_Work required_
From the first line to the last, repeat the records exactly and skip the pictures.

(Records contained in a dataset)
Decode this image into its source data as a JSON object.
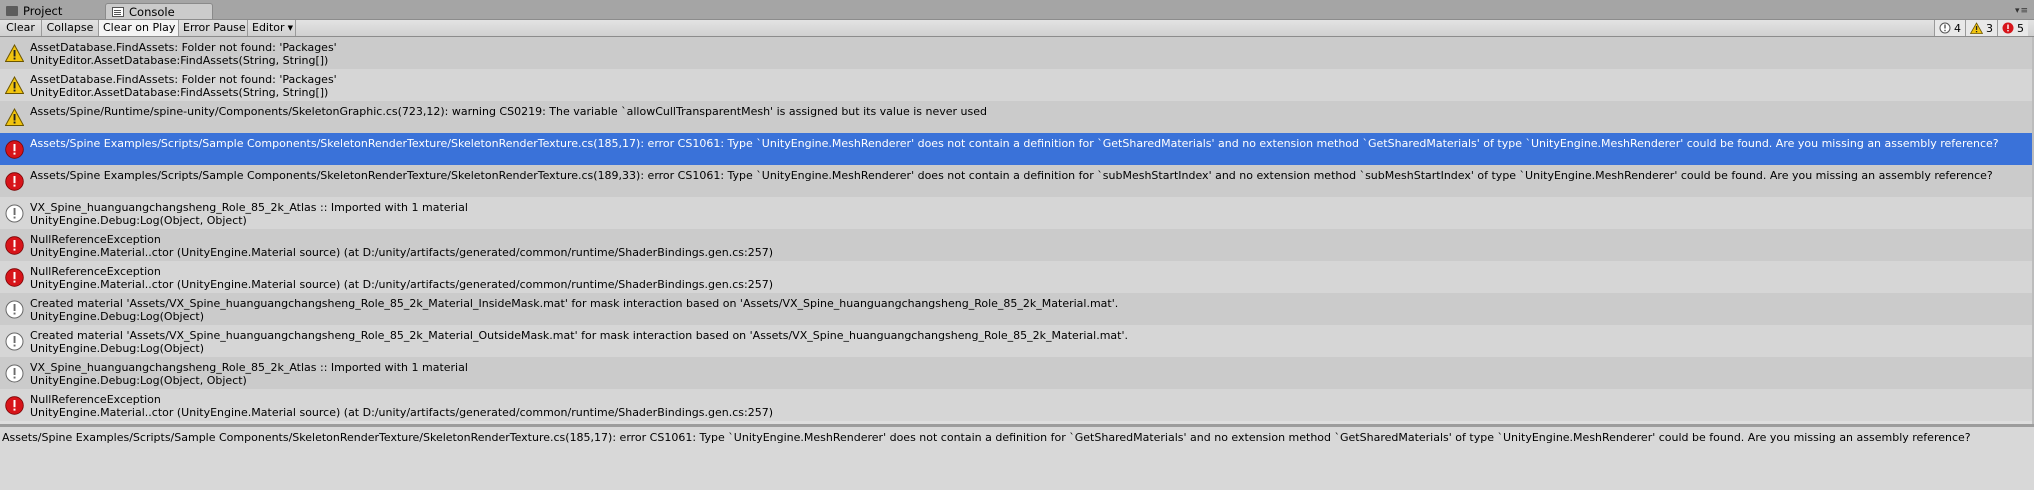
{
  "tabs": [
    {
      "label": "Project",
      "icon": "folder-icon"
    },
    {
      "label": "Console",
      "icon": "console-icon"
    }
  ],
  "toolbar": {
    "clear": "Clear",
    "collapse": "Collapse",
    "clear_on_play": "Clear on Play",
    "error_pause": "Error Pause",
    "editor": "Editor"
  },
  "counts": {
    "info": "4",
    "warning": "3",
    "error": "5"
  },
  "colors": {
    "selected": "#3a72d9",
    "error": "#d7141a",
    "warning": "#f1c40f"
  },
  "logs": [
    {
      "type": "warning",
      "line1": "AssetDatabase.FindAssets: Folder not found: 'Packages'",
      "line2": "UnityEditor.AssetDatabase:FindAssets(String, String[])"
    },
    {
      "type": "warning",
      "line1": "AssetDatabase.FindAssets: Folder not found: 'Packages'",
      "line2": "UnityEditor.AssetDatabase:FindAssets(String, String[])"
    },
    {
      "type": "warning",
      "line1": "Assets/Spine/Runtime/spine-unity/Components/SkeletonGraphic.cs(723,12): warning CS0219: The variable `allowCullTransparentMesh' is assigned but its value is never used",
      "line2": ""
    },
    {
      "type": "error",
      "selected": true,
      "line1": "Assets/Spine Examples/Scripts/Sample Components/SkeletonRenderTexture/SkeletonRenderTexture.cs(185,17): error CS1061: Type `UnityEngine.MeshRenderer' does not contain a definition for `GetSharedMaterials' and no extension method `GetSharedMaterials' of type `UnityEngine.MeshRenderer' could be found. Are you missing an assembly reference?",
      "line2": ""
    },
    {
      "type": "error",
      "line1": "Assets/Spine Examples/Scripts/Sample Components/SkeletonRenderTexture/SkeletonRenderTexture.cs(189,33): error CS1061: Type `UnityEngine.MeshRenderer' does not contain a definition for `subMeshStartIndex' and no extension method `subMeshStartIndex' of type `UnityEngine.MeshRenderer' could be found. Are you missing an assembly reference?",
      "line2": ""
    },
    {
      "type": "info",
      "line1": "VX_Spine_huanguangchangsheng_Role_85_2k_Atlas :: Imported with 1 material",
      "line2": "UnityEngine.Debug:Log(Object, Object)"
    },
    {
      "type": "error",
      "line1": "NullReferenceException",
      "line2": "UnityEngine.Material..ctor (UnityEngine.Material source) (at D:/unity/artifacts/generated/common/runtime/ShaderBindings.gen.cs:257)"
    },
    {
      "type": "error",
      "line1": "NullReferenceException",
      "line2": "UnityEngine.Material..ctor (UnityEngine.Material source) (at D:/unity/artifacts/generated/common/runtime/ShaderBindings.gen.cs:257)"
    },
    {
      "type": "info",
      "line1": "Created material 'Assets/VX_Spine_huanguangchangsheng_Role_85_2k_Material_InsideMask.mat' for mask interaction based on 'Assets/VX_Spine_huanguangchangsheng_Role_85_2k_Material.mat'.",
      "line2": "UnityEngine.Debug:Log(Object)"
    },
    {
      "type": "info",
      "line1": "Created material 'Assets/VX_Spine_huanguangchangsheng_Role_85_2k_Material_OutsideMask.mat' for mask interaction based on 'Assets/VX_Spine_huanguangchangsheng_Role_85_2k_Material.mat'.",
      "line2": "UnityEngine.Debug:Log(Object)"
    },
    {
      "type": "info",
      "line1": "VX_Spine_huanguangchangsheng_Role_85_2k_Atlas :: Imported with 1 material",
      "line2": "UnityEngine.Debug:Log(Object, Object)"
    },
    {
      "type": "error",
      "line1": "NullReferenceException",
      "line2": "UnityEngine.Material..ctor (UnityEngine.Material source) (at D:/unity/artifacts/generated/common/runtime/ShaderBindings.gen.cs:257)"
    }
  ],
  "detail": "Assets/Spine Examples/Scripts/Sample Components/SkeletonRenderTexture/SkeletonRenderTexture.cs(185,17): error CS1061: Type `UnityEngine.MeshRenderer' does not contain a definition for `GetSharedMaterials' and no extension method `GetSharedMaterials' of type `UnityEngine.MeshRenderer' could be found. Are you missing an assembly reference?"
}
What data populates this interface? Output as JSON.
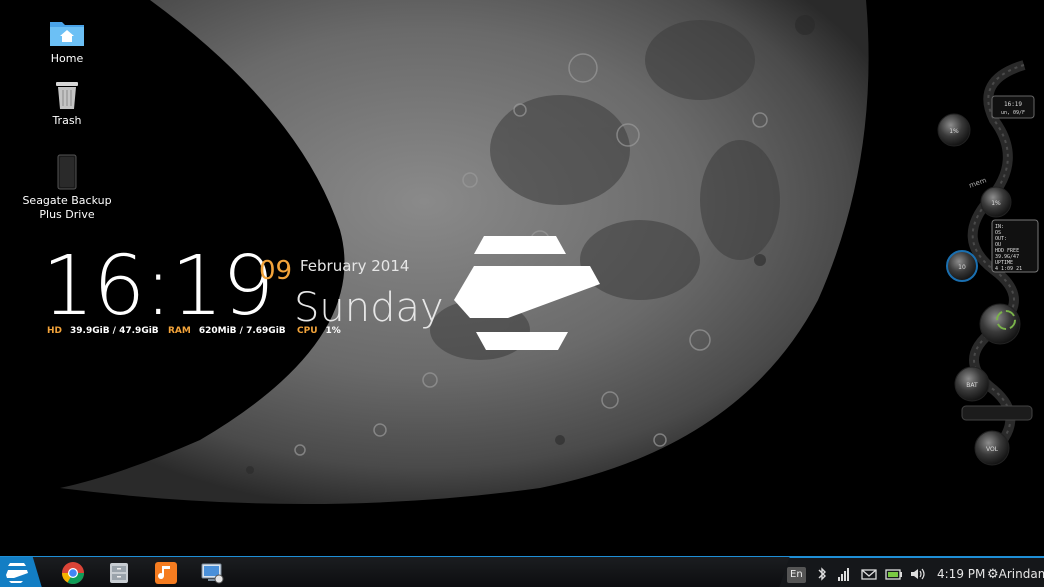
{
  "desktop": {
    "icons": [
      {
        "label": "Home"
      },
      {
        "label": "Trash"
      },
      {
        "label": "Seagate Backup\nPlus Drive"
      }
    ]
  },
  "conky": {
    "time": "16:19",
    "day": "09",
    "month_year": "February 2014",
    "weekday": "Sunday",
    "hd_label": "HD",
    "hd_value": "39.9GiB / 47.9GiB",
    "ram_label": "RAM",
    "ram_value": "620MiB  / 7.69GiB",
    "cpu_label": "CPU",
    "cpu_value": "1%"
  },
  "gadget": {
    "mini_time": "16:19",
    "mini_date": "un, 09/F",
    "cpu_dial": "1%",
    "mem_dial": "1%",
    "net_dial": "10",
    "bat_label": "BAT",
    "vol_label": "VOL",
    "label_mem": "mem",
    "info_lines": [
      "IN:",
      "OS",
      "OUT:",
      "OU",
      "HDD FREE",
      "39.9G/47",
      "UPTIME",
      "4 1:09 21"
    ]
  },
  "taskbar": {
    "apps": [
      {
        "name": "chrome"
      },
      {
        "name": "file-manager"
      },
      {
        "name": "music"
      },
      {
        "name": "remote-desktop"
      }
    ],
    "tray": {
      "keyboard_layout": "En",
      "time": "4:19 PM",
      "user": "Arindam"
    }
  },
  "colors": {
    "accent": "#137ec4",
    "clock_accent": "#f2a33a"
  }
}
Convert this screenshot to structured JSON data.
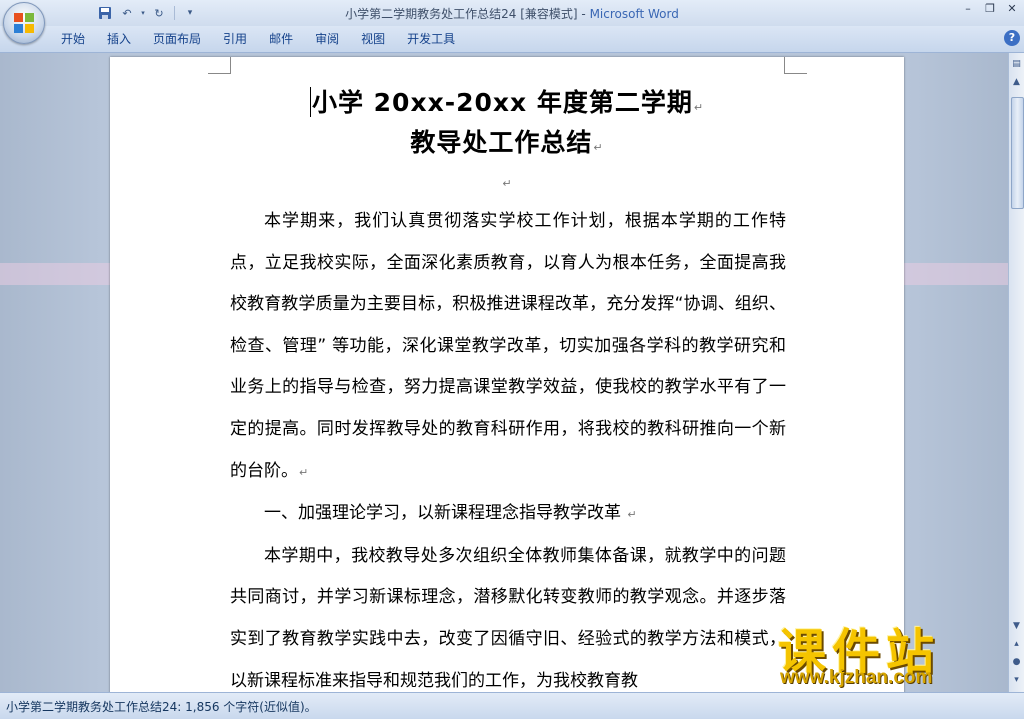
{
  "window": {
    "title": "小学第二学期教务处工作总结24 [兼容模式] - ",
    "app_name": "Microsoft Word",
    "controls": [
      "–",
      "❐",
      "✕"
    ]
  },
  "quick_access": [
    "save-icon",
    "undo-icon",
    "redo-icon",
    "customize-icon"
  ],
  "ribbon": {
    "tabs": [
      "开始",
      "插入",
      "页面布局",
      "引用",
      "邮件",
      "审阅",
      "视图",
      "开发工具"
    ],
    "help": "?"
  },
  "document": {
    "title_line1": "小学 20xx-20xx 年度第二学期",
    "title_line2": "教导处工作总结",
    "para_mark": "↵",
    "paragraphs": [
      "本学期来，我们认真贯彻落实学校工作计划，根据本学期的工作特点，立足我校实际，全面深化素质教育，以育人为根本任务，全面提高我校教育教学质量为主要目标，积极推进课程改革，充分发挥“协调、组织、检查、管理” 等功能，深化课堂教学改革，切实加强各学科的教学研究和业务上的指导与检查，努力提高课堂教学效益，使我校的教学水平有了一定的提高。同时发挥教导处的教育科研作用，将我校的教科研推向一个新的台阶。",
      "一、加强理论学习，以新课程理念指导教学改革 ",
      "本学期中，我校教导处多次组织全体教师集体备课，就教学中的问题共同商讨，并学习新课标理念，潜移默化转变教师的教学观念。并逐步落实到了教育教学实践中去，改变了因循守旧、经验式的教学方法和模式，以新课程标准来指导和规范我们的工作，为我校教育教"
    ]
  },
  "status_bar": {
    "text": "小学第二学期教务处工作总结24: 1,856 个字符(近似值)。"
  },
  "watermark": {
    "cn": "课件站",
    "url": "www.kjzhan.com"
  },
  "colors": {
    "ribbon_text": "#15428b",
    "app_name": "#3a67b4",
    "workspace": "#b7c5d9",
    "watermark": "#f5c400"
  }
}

_Result for this task_
Decode this image into its source data as a JSON object.
{
  "tabs": [
    {
      "label": "Project",
      "icon": "folder-icon"
    },
    {
      "label": "Console",
      "icon": "console-icon"
    }
  ],
  "toolbar": {
    "clear": "Clear",
    "collapse": "Collapse",
    "clear_on_play": "Clear on Play",
    "error_pause": "Error Pause",
    "editor": "Editor"
  },
  "counts": {
    "info": "4",
    "warning": "3",
    "error": "5"
  },
  "colors": {
    "selected": "#3a72d9",
    "error": "#d7141a",
    "warning": "#f1c40f"
  },
  "logs": [
    {
      "type": "warning",
      "line1": "AssetDatabase.FindAssets: Folder not found: 'Packages'",
      "line2": "UnityEditor.AssetDatabase:FindAssets(String, String[])"
    },
    {
      "type": "warning",
      "line1": "AssetDatabase.FindAssets: Folder not found: 'Packages'",
      "line2": "UnityEditor.AssetDatabase:FindAssets(String, String[])"
    },
    {
      "type": "warning",
      "line1": "Assets/Spine/Runtime/spine-unity/Components/SkeletonGraphic.cs(723,12): warning CS0219: The variable `allowCullTransparentMesh' is assigned but its value is never used",
      "line2": ""
    },
    {
      "type": "error",
      "selected": true,
      "line1": "Assets/Spine Examples/Scripts/Sample Components/SkeletonRenderTexture/SkeletonRenderTexture.cs(185,17): error CS1061: Type `UnityEngine.MeshRenderer' does not contain a definition for `GetSharedMaterials' and no extension method `GetSharedMaterials' of type `UnityEngine.MeshRenderer' could be found. Are you missing an assembly reference?",
      "line2": ""
    },
    {
      "type": "error",
      "line1": "Assets/Spine Examples/Scripts/Sample Components/SkeletonRenderTexture/SkeletonRenderTexture.cs(189,33): error CS1061: Type `UnityEngine.MeshRenderer' does not contain a definition for `subMeshStartIndex' and no extension method `subMeshStartIndex' of type `UnityEngine.MeshRenderer' could be found. Are you missing an assembly reference?",
      "line2": ""
    },
    {
      "type": "info",
      "line1": "VX_Spine_huanguangchangsheng_Role_85_2k_Atlas :: Imported with 1 material",
      "line2": "UnityEngine.Debug:Log(Object, Object)"
    },
    {
      "type": "error",
      "line1": "NullReferenceException",
      "line2": "UnityEngine.Material..ctor (UnityEngine.Material source) (at D:/unity/artifacts/generated/common/runtime/ShaderBindings.gen.cs:257)"
    },
    {
      "type": "error",
      "line1": "NullReferenceException",
      "line2": "UnityEngine.Material..ctor (UnityEngine.Material source) (at D:/unity/artifacts/generated/common/runtime/ShaderBindings.gen.cs:257)"
    },
    {
      "type": "info",
      "line1": "Created material 'Assets/VX_Spine_huanguangchangsheng_Role_85_2k_Material_InsideMask.mat' for mask interaction based on 'Assets/VX_Spine_huanguangchangsheng_Role_85_2k_Material.mat'.",
      "line2": "UnityEngine.Debug:Log(Object)"
    },
    {
      "type": "info",
      "line1": "Created material 'Assets/VX_Spine_huanguangchangsheng_Role_85_2k_Material_OutsideMask.mat' for mask interaction based on 'Assets/VX_Spine_huanguangchangsheng_Role_85_2k_Material.mat'.",
      "line2": "UnityEngine.Debug:Log(Object)"
    },
    {
      "type": "info",
      "line1": "VX_Spine_huanguangchangsheng_Role_85_2k_Atlas :: Imported with 1 material",
      "line2": "UnityEngine.Debug:Log(Object, Object)"
    },
    {
      "type": "error",
      "line1": "NullReferenceException",
      "line2": "UnityEngine.Material..ctor (UnityEngine.Material source) (at D:/unity/artifacts/generated/common/runtime/ShaderBindings.gen.cs:257)"
    }
  ],
  "detail": "Assets/Spine Examples/Scripts/Sample Components/SkeletonRenderTexture/SkeletonRenderTexture.cs(185,17): error CS1061: Type `UnityEngine.MeshRenderer' does not contain a definition for `GetSharedMaterials' and no extension method `GetSharedMaterials' of type `UnityEngine.MeshRenderer' could be found. Are you missing an assembly reference?"
}
What data populates this interface? Output as JSON.
{
  "desktop": {
    "icons": [
      {
        "label": "Home"
      },
      {
        "label": "Trash"
      },
      {
        "label": "Seagate Backup\nPlus Drive"
      }
    ]
  },
  "conky": {
    "time": "16:19",
    "day": "09",
    "month_year": "February 2014",
    "weekday": "Sunday",
    "hd_label": "HD",
    "hd_value": "39.9GiB / 47.9GiB",
    "ram_label": "RAM",
    "ram_value": "620MiB  / 7.69GiB",
    "cpu_label": "CPU",
    "cpu_value": "1%"
  },
  "gadget": {
    "mini_time": "16:19",
    "mini_date": "un, 09/F",
    "cpu_dial": "1%",
    "mem_dial": "1%",
    "net_dial": "10",
    "bat_label": "BAT",
    "vol_label": "VOL",
    "label_mem": "mem",
    "info_lines": [
      "IN:",
      "OS",
      "OUT:",
      "OU",
      "HDD FREE",
      "39.9G/47",
      "UPTIME",
      "4 1:09 21"
    ]
  },
  "taskbar": {
    "apps": [
      {
        "name": "chrome"
      },
      {
        "name": "file-manager"
      },
      {
        "name": "music"
      },
      {
        "name": "remote-desktop"
      }
    ],
    "tray": {
      "keyboard_layout": "En",
      "time": "4:19 PM",
      "user": "Arindam"
    }
  },
  "colors": {
    "accent": "#137ec4",
    "clock_accent": "#f2a33a"
  }
}
Convert this screenshot to structured JSON data.
{
  "window": {
    "title": "小学第二学期教务处工作总结24 [兼容模式] - ",
    "app_name": "Microsoft Word",
    "controls": [
      "–",
      "❐",
      "✕"
    ]
  },
  "quick_access": [
    "save-icon",
    "undo-icon",
    "redo-icon",
    "customize-icon"
  ],
  "ribbon": {
    "tabs": [
      "开始",
      "插入",
      "页面布局",
      "引用",
      "邮件",
      "审阅",
      "视图",
      "开发工具"
    ],
    "help": "?"
  },
  "document": {
    "title_line1": "小学 20xx-20xx 年度第二学期",
    "title_line2": "教导处工作总结",
    "para_mark": "↵",
    "paragraphs": [
      "本学期来，我们认真贯彻落实学校工作计划，根据本学期的工作特点，立足我校实际，全面深化素质教育，以育人为根本任务，全面提高我校教育教学质量为主要目标，积极推进课程改革，充分发挥“协调、组织、检查、管理” 等功能，深化课堂教学改革，切实加强各学科的教学研究和业务上的指导与检查，努力提高课堂教学效益，使我校的教学水平有了一定的提高。同时发挥教导处的教育科研作用，将我校的教科研推向一个新的台阶。",
      "一、加强理论学习，以新课程理念指导教学改革 ",
      "本学期中，我校教导处多次组织全体教师集体备课，就教学中的问题共同商讨，并学习新课标理念，潜移默化转变教师的教学观念。并逐步落实到了教育教学实践中去，改变了因循守旧、经验式的教学方法和模式，以新课程标准来指导和规范我们的工作，为我校教育教"
    ]
  },
  "status_bar": {
    "text": "小学第二学期教务处工作总结24: 1,856 个字符(近似值)。"
  },
  "watermark": {
    "cn": "课件站",
    "url": "www.kjzhan.com"
  },
  "colors": {
    "ribbon_text": "#15428b",
    "app_name": "#3a67b4",
    "workspace": "#b7c5d9",
    "watermark": "#f5c400"
  }
}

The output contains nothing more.